Stored dataset items
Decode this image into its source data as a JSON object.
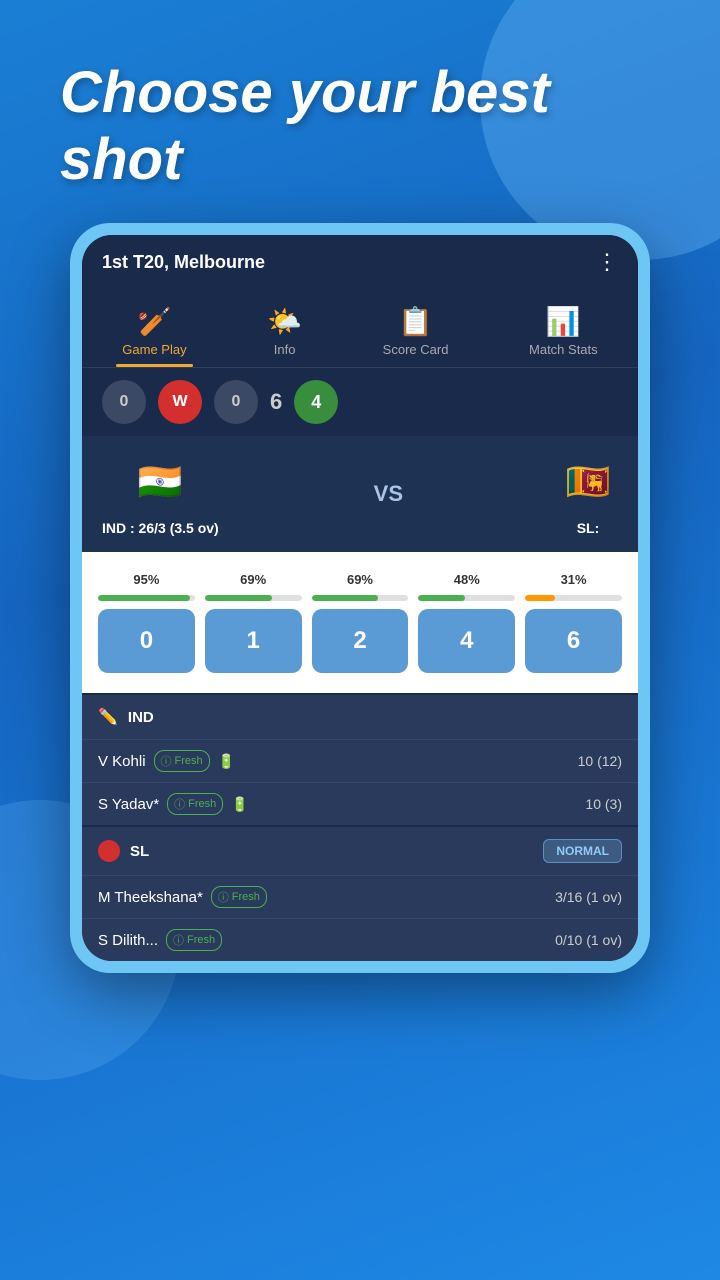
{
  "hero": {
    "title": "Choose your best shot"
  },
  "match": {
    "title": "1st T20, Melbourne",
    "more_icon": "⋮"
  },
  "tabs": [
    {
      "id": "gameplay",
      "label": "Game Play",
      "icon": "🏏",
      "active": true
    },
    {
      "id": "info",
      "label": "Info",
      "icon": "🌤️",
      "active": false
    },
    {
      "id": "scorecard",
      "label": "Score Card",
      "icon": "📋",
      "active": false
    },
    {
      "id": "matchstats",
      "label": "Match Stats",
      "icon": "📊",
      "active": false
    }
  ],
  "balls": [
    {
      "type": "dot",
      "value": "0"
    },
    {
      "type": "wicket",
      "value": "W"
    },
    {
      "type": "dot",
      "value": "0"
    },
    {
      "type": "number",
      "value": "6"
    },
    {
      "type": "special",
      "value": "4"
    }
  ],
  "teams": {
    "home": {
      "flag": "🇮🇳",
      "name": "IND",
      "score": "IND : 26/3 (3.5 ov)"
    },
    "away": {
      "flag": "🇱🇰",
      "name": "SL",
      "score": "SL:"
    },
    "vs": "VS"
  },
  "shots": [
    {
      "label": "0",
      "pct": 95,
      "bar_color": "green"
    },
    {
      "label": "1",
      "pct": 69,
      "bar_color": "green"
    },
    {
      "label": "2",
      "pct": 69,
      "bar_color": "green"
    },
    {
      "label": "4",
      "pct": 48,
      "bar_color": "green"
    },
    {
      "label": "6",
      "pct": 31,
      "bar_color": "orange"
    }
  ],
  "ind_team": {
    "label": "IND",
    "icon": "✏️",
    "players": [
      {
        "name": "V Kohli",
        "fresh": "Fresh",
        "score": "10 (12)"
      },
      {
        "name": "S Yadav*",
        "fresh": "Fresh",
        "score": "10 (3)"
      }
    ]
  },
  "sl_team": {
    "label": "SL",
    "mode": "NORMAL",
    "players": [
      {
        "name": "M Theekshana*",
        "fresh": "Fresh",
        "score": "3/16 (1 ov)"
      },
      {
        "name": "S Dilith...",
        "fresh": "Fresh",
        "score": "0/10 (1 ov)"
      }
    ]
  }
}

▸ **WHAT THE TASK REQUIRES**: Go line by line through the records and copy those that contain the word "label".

▸ **RESULT OF THIS TASK**:
      "label": "Game Play",
      "label": "Info",
      "label": "Score Card",
      "label": "Match Stats",
      "label": "0",
      "label": "1",
      "label": "2",
      "label": "4",
      "label": "6",
    "label": "IND",
    "label": "SL",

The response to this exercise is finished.